The removal of ‘entitlement’ is more emblematic of current policy than the introduction of the loans themselves. Learners over 24, many of whom may not have benefited from their years in compulsory education, must now come to terms with the fact that the state no longer considers it within the “principles of fairness” to fund a Level 3/4 qualification that is likely to improve their life chances and employment prospects.
The sector will need to rethink how qualifications are delivered and embrace different ideas, but the issue remains as to where potential learners go if they do not feel able to accept a fee paying schema for further education.
When one considers who will be affected by the new system, the quick realisation is that it is the already disadvantaged who will be disadvantaged once more.”
Certainly, as is the case with HE, a system which allows learners to repay based on their eventual income should make sure that the possible initial barrier of ‘not being able to afford it’ is removed (unless courses cost more than £4000). Yet with many adult learners in FE currently coming from disadvantaged, BME or low income backgrounds, contemplating fees for lower level and essential qualifications will inevitably cause potential learners to question the case for study, where there was only encouragement before.

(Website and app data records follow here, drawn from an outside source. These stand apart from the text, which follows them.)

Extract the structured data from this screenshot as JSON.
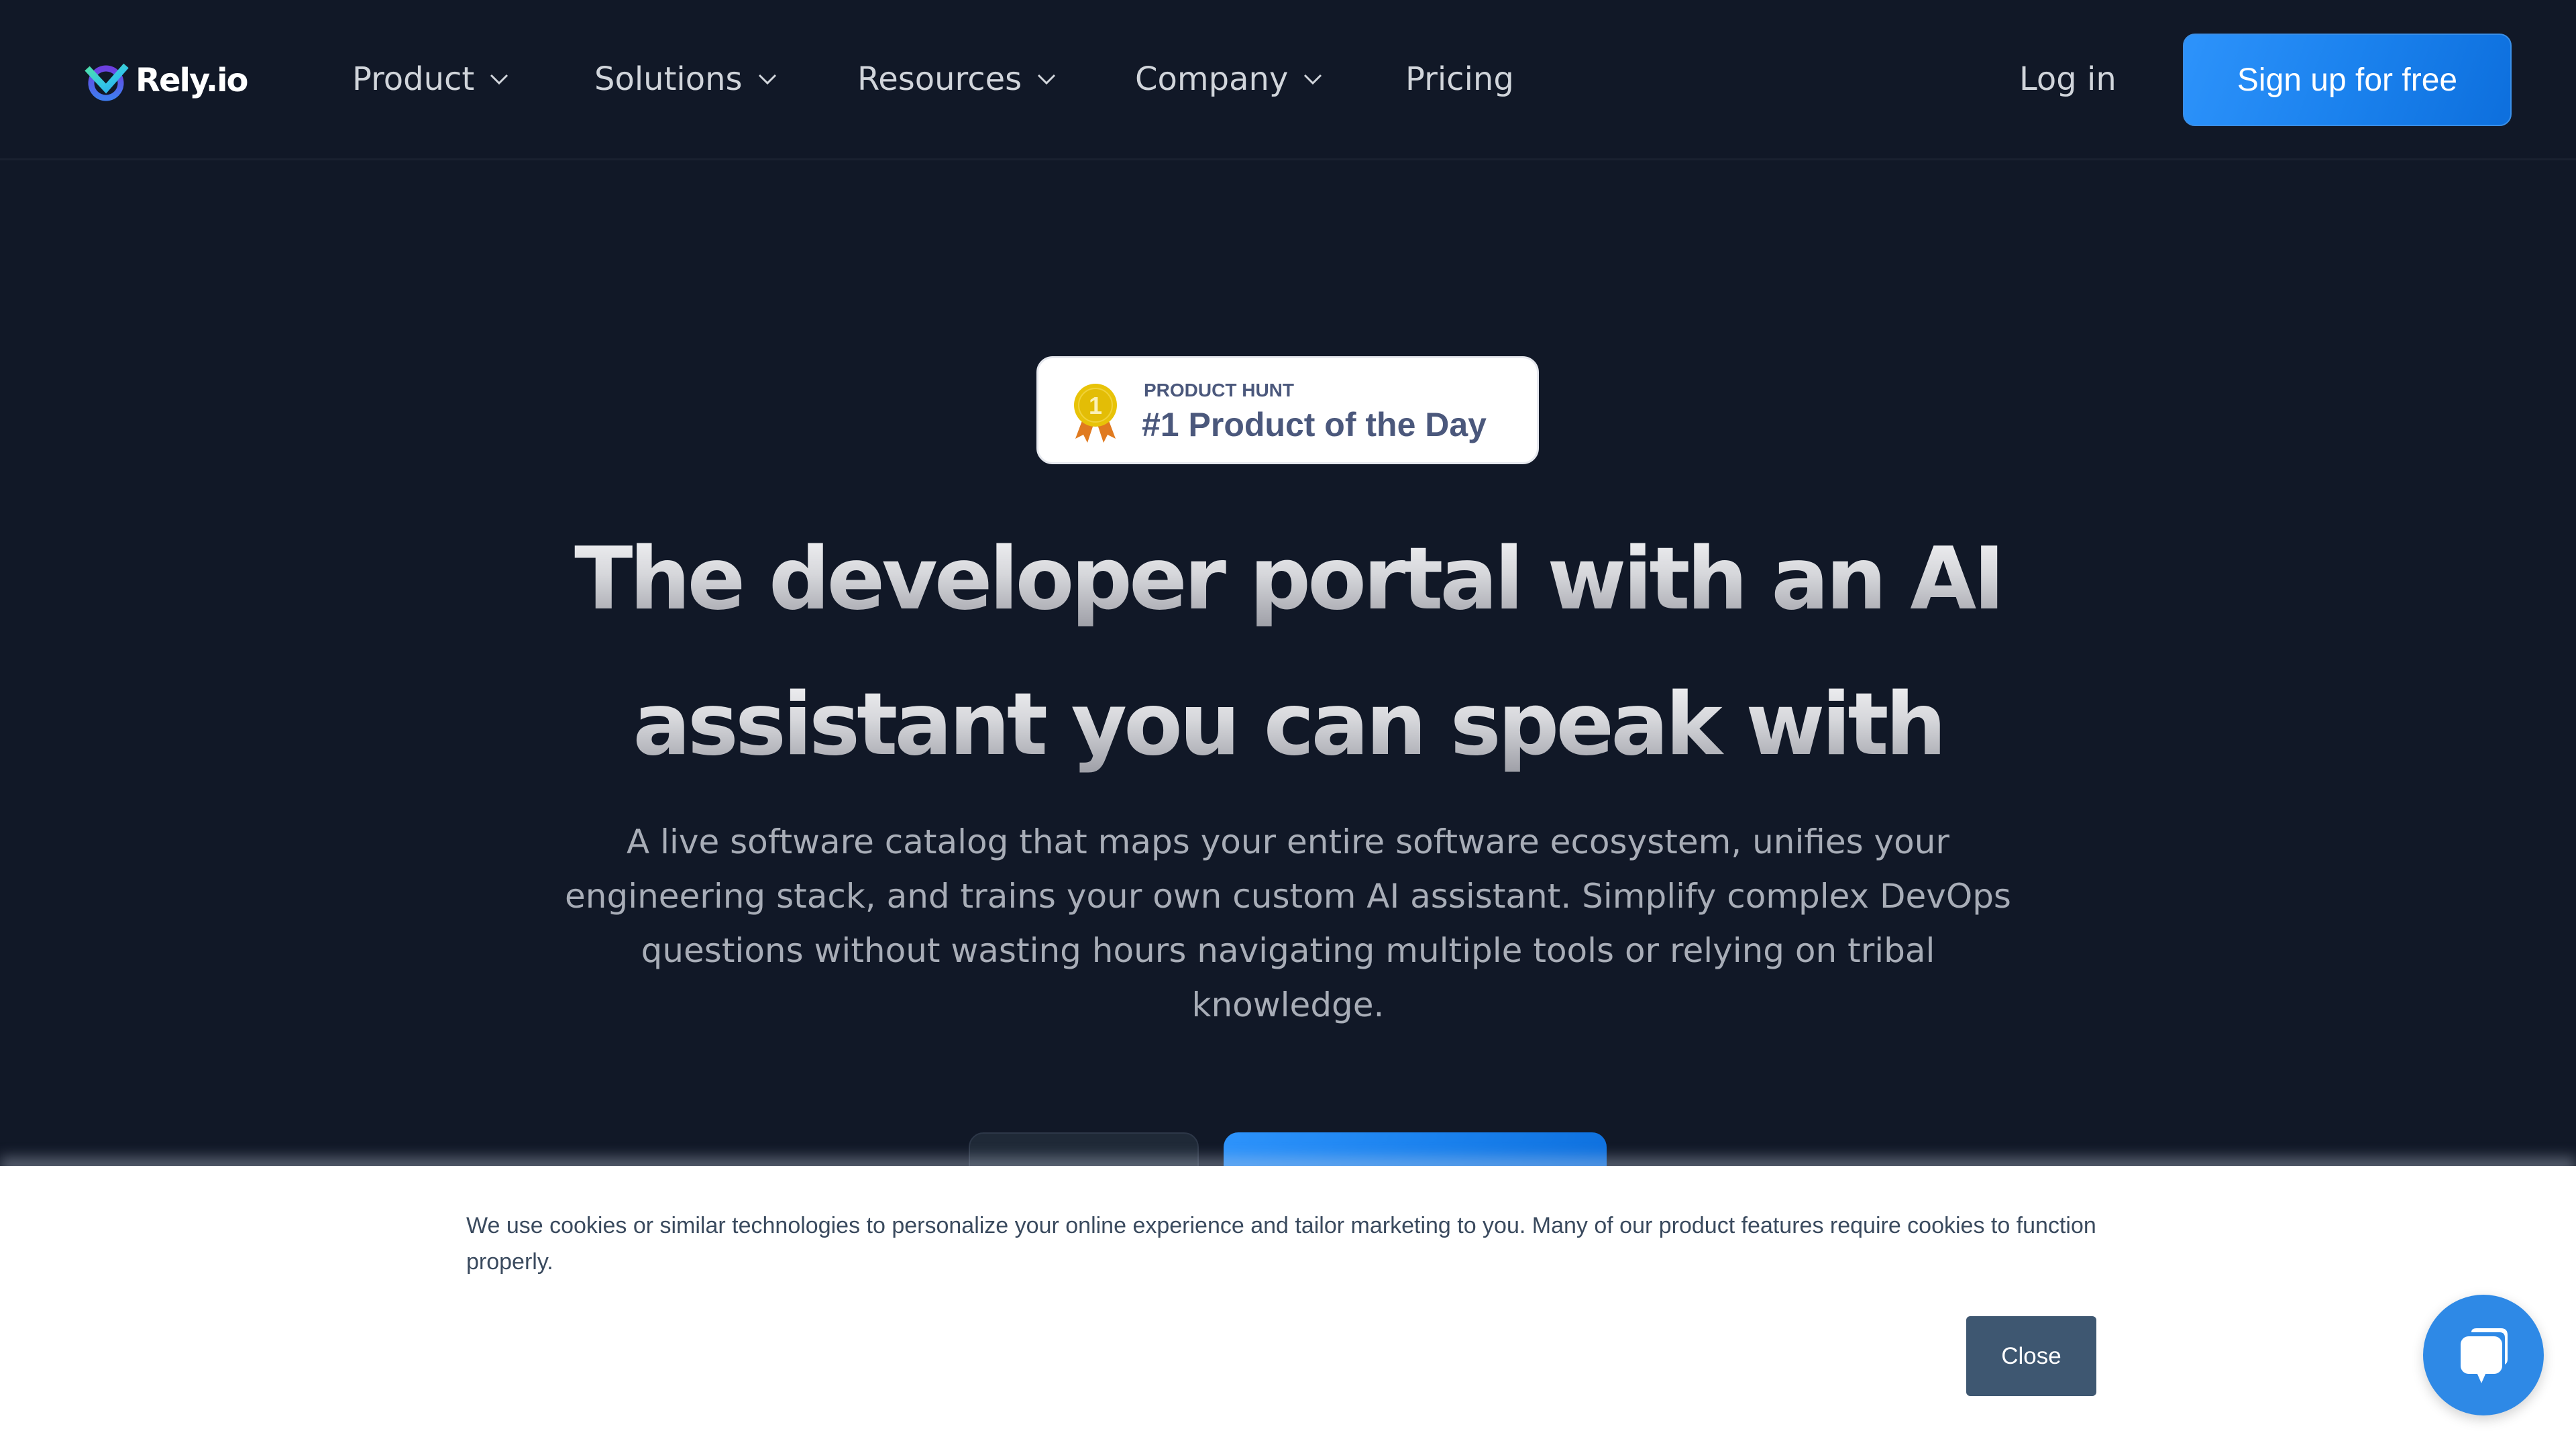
{
  "brand": {
    "name": "Rely.io",
    "colors": {
      "background": "#111827",
      "primary": "#1b82ee",
      "badge_text": "#4b587c",
      "cookie_close": "#3e5771",
      "chat_launcher": "#2e89e6"
    }
  },
  "nav": {
    "items": [
      {
        "label": "Product",
        "has_dropdown": true,
        "icon": "chevron-down-icon"
      },
      {
        "label": "Solutions",
        "has_dropdown": true,
        "icon": "chevron-down-icon"
      },
      {
        "label": "Resources",
        "has_dropdown": true,
        "icon": "chevron-down-icon"
      },
      {
        "label": "Company",
        "has_dropdown": true,
        "icon": "chevron-down-icon"
      },
      {
        "label": "Pricing",
        "has_dropdown": false
      }
    ],
    "login_label": "Log in",
    "signup_label": "Sign up for free"
  },
  "hero": {
    "badge": {
      "kicker": "PRODUCT HUNT",
      "title": "#1 Product of the Day",
      "icon": "medal-icon",
      "medal_number": "1"
    },
    "headline_line1": "The developer portal with an AI",
    "headline_line2": "assistant you can speak with",
    "subtitle": "A live software catalog that maps your entire software ecosystem, unifies your engineering stack, and trains your own custom AI assistant. Simplify complex DevOps questions without wasting hours navigating multiple tools or relying on tribal knowledge."
  },
  "cookie_banner": {
    "text": "We use cookies or similar technologies to personalize your online experience and tailor marketing to you. Many of our product features require cookies to function properly.",
    "close_label": "Close"
  },
  "chat_widget": {
    "icon": "chat-bubble-icon"
  }
}
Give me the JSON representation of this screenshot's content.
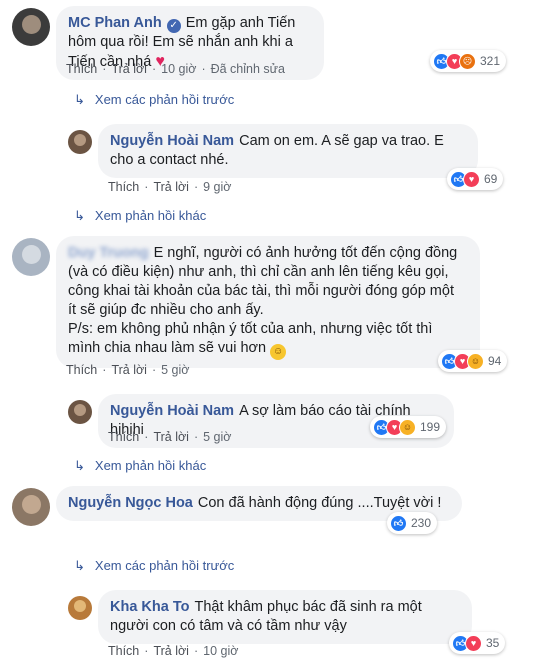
{
  "comments": [
    {
      "author": "MC Phan Anh",
      "text": "Em gặp anh Tiến hôm qua rồi! Em sẽ nhắn anh khi a Tiến cần nhá",
      "actions": {
        "like": "Thích",
        "reply": "Trả lời",
        "time": "10 giờ",
        "edited": "Đã chỉnh sửa"
      },
      "reaction_count": "321"
    },
    {
      "author": "Nguyễn Hoài Nam",
      "text": "Cam on em. A sẽ gap va trao. E cho a contact nhé.",
      "actions": {
        "like": "Thích",
        "reply": "Trả lời",
        "time": "9 giờ"
      },
      "reaction_count": "69"
    },
    {
      "author": "Duy Truong",
      "text": "E nghĩ, người có ảnh hưởng tốt đến cộng đồng (và có điều kiện) như anh, thì chỉ cần anh lên tiếng kêu gọi, công khai tài khoản của bác tài, thì mỗi người đóng góp một ít sẽ giúp đc nhiều cho anh ấy.",
      "text2": "P/s: em không phủ nhận ý tốt của anh, nhưng việc tốt thì mình chia nhau làm sẽ vui hơn",
      "actions": {
        "like": "Thích",
        "reply": "Trả lời",
        "time": "5 giờ"
      },
      "reaction_count": "94"
    },
    {
      "author": "Nguyễn Hoài Nam",
      "text": "A sợ làm báo cáo tài chính hihihi",
      "actions": {
        "like": "Thích",
        "reply": "Trả lời",
        "time": "5 giờ"
      },
      "reaction_count": "199"
    },
    {
      "author": "Nguyễn Ngọc Hoa",
      "text": "Con đã hành động đúng ....Tuyệt vời !",
      "reaction_count": "230"
    },
    {
      "author": "Kha Kha To",
      "text": "Thật khâm phục bác đã sinh ra một người con có tâm và có tầm như vậy",
      "actions": {
        "like": "Thích",
        "reply": "Trả lời",
        "time": "10 giờ"
      },
      "reaction_count": "35"
    }
  ],
  "links": {
    "prev_replies_1": "Xem các phản hồi trước",
    "other_replies_1": "Xem phản hồi khác",
    "other_replies_2": "Xem phản hồi khác",
    "prev_replies_2": "Xem các phản hồi trước"
  },
  "colors": {
    "author": "#385898",
    "bubble": "#f2f3f5",
    "like": "#2078f4",
    "love": "#f33e58"
  }
}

When one considers who will be affected by the new system, the quick realisation is that it is the already disadvantaged who will be disadvantaged once more. Those who may have been let down by the state in their past will be asked to pay for their future.
Equally, when we see rising unemployment for 19-24 year olds reported daily, how will this generation re-skill for employment if the state will not support it, and how will the unemployed learners who do take up FE loans be supported whilst studying without an FE equivalent maintenance loan or requirement for Access Agreements?
New Challenges, New Chances talks the good talk regarding a knowledge and skills based economy, whilst introducing financial implications for one generation to access what those below them are still entitled to.
Of the nine specific questions in the consultation, it is worrying that only one relates to the possible impact of FE loans. It is imperative that the sector engages with the sheer scale of this question and provides as much evidence-based opinion and data as possible. Perhaps just as importantly, the missing questions relating to the impact on providers must be articulated and highlighted. The trickledown effect of the loan system has not yet been fully contemplated; it is now our job to do just that.
Daniel Khan OBE is Chief Executive of the Open College Network London